Aside from budget and space planning, scheduling is one of the most important factors to consider when undertaking any interior design project. Having a good grasp of your project’s time constraints will help keep a tight leash on your budget. The longer a project drags on beyond the expected date of completion, the more time there is for budget overruns and costly mistakes. I often run into homeowners undertaking first time DIY (do-it-yourself) home renovation projects. In these encounters, I hear many horror stories about being without a kitchen or bathroom for way longer than what is typical. Most are so excited at the prospect of doing it themselves and creating a wonderful new space, they fail to create a proper plan of attack, i.e. a schedule. A schedule creates focus, as well as a step-by-step outline of what to expect and when. It keeps the homeowner or DIYer in the loop and generally more prepared for any unforeseen mishaps.
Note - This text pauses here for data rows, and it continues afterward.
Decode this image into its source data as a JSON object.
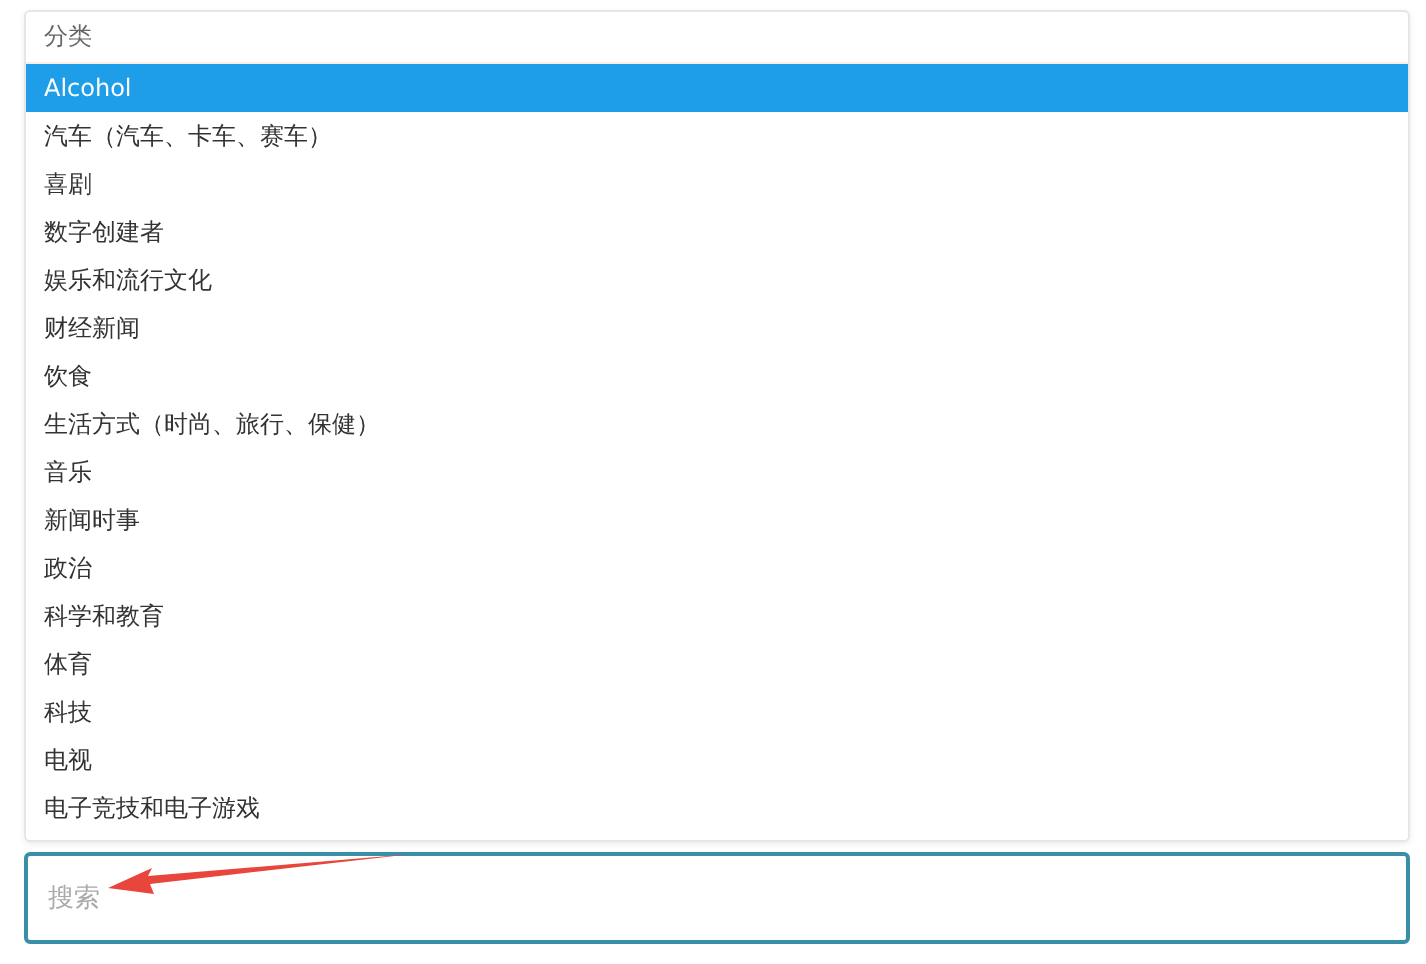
{
  "dropdown": {
    "group_label": "分类",
    "options": [
      {
        "label": "Alcohol",
        "selected": true
      },
      {
        "label": "汽车（汽车、卡车、赛车）",
        "selected": false
      },
      {
        "label": "喜剧",
        "selected": false
      },
      {
        "label": "数字创建者",
        "selected": false
      },
      {
        "label": "娱乐和流行文化",
        "selected": false
      },
      {
        "label": "财经新闻",
        "selected": false
      },
      {
        "label": "饮食",
        "selected": false
      },
      {
        "label": "生活方式（时尚、旅行、保健）",
        "selected": false
      },
      {
        "label": "音乐",
        "selected": false
      },
      {
        "label": "新闻时事",
        "selected": false
      },
      {
        "label": "政治",
        "selected": false
      },
      {
        "label": "科学和教育",
        "selected": false
      },
      {
        "label": "体育",
        "selected": false
      },
      {
        "label": "科技",
        "selected": false
      },
      {
        "label": "电视",
        "selected": false
      },
      {
        "label": "电子竞技和电子游戏",
        "selected": false
      }
    ]
  },
  "search": {
    "placeholder": "搜索",
    "focused": true
  },
  "annotation": {
    "kind": "arrow"
  }
}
A schedule should be created once you have determined your budget and developed a well thought out space plan. Start by considering the lead times for all materials and services to be rendered and work backwards from the item with the longest lead time. This might be a bit easier for someone with experience working with trades as they will know how long each task should generally take but if you are undertaking a large project that requires skilled laborers, the laborers should be able to give an accurate estimate of about how long each portion of the project will take. For my own clients, I typically like to provide an actual calendar that outlines the project timeline from start date to completion date. I do, however, include a caveat that allows for any unforeseen circumstances. The main goal is to have as firm a grasp as possible over all the details. When you are fully aware of all the minutiae of your design project, big and small, there is less room for major missteps.